When ball gowns are de rigueur.

Hair is dressed to the nines. And guys break down and put on those tuxes.

And just like everything else about dress, there’s a continually changing fashion to prom night as what was in last year will definitely not be seen this season.

So what will work this spring as students start to look forward to one of their special nights?

As far as dresses, the range is from elaborate ball gowns to slinky.

“Big poofy with a lot of crinoline, heavy beaded and strapless. Ninety percent are strapless,” says Melanie Dishman of Bride Beautiful in Proctorville. “Orange is big this year and bright colors and a lot of beading.”

Fabrics can be lame’, animal prints or polka dots, she said.

Long and short is on the gown radar screen, according to

Elisa Walters of

Yellow Brick Road in Huntington, W.Va.

“Lots of beads. No beads. It’s pretty much open,” she said. “Lame’ I haven’t seen since the early ’90s. Everything turns around and comes back. Halters. Strapless. Dressy short ones.”

Usually, girls come into the shops by January or February to start their search for the perfect dress.

“Most of them make a choice right then. Some take time to think and a lot come without their mothers to begin with and say ‘I’m going to bring back Mom,’” Dishman said.

Even the fuller-figured gals can find something for prom, says Walters, who carries a selection for sizes 14 and up.

“It’s more of the ruching and more of an A-line look instead of a fit straight,” she said.

Now that the perfect dress is in the closet, the next step is hair, makeup and nails.

At All That, a full-service salon in Coal Grove, curls are taking center stage, manager Tracy Ferguson sees.

“A lot of them are going for curls because their dresses are more funky,” she said. “I have some leaving their hair down.”

Makeup, she says, usually features more color and coordinates with the dress.

Another full-service salon in the Tri-State is Identity in Ashland, Ky., where many local girls go for hair and the works.

“Everything is really, really simple. A side pony tail or a bun,” says Tina Goad, manager. “Very simple. Very elegant. A side bang or a swoop.”

Nails give girls another chance to accent their gowns by using a variation of the French manicure that remains popular with so many for everyday wear.

“Acrylic tips are different. There’s color instead of white. Black, blue, brown or any color,” Goad said. “Clear or white for the nail bed. The tips whatever. Match or contrast.”

When it comes to makeup this year, the look is definitely dramatic, especially with the eyes.

“We have eye lash extenders in different glitter color on them,” Goad said. “Purples, greens pinks. All different lengths.”

They’re put on with permanent glue and the girls can come back in after prom and have the fake lashes taken off with adhesive remover; come back and have them filled in; or let them come out naturally as their lashes fall out.

As for the guys, decisions are few when it comes to getting a tux.

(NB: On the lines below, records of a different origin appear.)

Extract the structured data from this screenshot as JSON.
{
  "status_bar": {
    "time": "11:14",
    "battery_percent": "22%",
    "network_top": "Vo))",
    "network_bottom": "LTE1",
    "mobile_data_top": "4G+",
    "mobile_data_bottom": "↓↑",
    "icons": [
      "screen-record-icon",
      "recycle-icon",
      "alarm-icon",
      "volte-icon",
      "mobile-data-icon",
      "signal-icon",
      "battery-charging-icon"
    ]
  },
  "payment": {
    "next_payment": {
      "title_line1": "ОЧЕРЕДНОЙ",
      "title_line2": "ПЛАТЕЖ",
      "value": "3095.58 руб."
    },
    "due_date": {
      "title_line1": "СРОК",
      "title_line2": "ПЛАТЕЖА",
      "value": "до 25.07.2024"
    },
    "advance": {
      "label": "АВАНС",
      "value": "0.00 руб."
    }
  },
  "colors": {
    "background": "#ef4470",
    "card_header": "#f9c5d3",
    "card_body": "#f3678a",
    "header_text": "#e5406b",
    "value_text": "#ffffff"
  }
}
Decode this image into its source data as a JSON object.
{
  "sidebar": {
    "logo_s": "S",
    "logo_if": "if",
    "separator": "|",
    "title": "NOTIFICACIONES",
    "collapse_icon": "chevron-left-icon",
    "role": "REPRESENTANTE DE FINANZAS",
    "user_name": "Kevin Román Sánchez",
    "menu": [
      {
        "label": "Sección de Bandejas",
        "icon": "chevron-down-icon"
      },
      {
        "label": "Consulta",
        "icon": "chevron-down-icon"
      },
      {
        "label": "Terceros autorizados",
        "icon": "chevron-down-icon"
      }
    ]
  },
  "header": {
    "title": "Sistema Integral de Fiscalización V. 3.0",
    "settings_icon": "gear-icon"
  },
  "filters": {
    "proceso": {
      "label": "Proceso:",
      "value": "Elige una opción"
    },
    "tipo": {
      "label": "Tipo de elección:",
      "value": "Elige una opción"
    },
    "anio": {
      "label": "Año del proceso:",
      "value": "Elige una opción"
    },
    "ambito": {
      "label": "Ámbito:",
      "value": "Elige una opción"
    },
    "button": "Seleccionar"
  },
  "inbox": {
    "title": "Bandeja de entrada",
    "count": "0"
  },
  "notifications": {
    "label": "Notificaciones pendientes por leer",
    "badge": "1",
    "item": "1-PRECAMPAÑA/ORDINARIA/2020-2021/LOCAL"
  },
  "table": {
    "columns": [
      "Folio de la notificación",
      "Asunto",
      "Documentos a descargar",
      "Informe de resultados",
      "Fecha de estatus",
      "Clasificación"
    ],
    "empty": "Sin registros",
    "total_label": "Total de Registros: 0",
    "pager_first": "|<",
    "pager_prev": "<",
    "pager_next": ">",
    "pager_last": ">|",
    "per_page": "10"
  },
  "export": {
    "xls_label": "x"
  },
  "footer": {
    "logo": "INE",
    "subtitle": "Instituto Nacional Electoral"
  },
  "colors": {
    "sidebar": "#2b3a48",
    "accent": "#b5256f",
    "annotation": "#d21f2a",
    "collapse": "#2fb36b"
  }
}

Both Bride Beautiful and Skeffington’s in Huntington, say it’s basic black with possible color on the vest and tie to match the girl’s dress.

“Most everything is single-breasted with four to five buttoned coats and a longer tuxedo,” says Charles Roeller, owner-manager of Skeffington’s. “Some guys wear top hats but not very many.”

As far as how much time a guy will spend picking out his duds, experts say, it depends.

“If the guys come in by themselves, they don’t spend a lot of time,” Roeller said. “If they come in with their girl friend, they spend more time.”

Now, it’s the big night and the guy is at the front door, bearing a special gift — the flowers.

And with that gift comes another decision: silk or fresh for the small bouquets the girl will either carry in the crook of the arm or in hand, Julie Fugitt, a designer at Weber’s says.

“The girls still prefer to carry fresh, but they will do silk. … Silk flowers are made so real-like you just cannot tell the difference. Sometimes you can even touch them and not tell the difference,” she said.

Which helps make prom more than a night of evanescent memories.

“Some like to keep them as keepsakes,” Fugitt said.